I suggest you read (re-read surely) Ivan Illitch ‘The Right to Useful Unemployment’. Some, many jobs are good, intrinsically rewarding, some jobs are sinecures. Man!y forms of unpaid work are very demanding eg caring for sick relatives. If we can’t agree on the distinction between ‘work’ and ‘jobs’, and how for propagandistic reasons jobs and work have been elided, unpaid work (other than training for jobs) is branded ‘unproductive’ then we’re at cross purposes. Sorry, I thought we had the start of an interesting conversation!
Read your last post and it is empowering. I loved it. Discovered you thanks to Znet.
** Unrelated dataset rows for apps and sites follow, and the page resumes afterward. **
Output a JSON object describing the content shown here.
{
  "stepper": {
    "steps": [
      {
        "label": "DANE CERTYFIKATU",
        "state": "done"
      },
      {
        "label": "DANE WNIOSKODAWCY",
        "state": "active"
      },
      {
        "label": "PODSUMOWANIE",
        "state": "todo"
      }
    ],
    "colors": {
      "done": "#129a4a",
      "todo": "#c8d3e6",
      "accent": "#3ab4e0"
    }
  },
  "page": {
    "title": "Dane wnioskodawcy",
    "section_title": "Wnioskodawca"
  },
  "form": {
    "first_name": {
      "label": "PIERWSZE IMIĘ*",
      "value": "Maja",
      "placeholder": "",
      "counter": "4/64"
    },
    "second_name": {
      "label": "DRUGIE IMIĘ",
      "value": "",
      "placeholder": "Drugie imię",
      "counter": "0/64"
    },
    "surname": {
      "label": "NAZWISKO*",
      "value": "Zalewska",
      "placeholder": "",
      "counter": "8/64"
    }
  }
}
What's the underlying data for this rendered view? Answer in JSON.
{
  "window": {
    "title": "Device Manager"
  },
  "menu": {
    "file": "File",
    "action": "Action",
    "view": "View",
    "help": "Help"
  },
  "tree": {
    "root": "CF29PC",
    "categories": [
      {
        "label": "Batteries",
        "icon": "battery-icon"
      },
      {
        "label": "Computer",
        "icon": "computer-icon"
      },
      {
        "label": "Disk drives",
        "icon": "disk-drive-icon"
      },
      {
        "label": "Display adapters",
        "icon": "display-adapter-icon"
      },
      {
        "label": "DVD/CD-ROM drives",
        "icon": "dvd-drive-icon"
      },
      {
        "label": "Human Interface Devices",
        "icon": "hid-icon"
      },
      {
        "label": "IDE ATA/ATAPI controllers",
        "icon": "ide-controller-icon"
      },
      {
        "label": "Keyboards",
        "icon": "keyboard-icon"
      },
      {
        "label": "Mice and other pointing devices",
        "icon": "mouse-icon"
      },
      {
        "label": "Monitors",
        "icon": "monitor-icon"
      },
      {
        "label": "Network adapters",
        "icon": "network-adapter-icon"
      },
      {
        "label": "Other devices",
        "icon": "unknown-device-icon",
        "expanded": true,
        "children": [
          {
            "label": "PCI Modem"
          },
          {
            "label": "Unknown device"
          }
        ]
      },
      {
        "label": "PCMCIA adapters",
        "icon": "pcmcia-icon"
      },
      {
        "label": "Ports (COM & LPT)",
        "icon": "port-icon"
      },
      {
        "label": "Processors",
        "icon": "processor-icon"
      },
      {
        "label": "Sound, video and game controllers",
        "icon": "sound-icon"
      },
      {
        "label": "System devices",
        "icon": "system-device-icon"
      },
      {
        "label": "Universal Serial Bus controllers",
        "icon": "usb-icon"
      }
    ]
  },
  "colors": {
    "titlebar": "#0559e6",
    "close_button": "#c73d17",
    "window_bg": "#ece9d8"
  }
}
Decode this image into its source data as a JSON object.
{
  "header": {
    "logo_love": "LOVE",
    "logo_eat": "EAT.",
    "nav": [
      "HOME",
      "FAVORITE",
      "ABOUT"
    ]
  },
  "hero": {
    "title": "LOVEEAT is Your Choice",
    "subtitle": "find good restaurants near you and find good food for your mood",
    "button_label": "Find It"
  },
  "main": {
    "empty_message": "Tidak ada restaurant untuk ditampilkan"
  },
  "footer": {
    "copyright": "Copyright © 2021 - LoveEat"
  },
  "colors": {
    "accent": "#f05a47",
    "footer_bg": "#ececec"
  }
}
Thought you’d be interested in this illustration depicting meaningless human existence: https://www.facebook.com/#!/photo.php?fbid=637373459632942&set=a.484365654933724.95206.482787601758196&type=1&theater
Don’t be mislead into thinking that I’m writing to you exclusively because of sharing the same interests, it is also due to self-marketing!!!!!
Feel free to use any of my posts.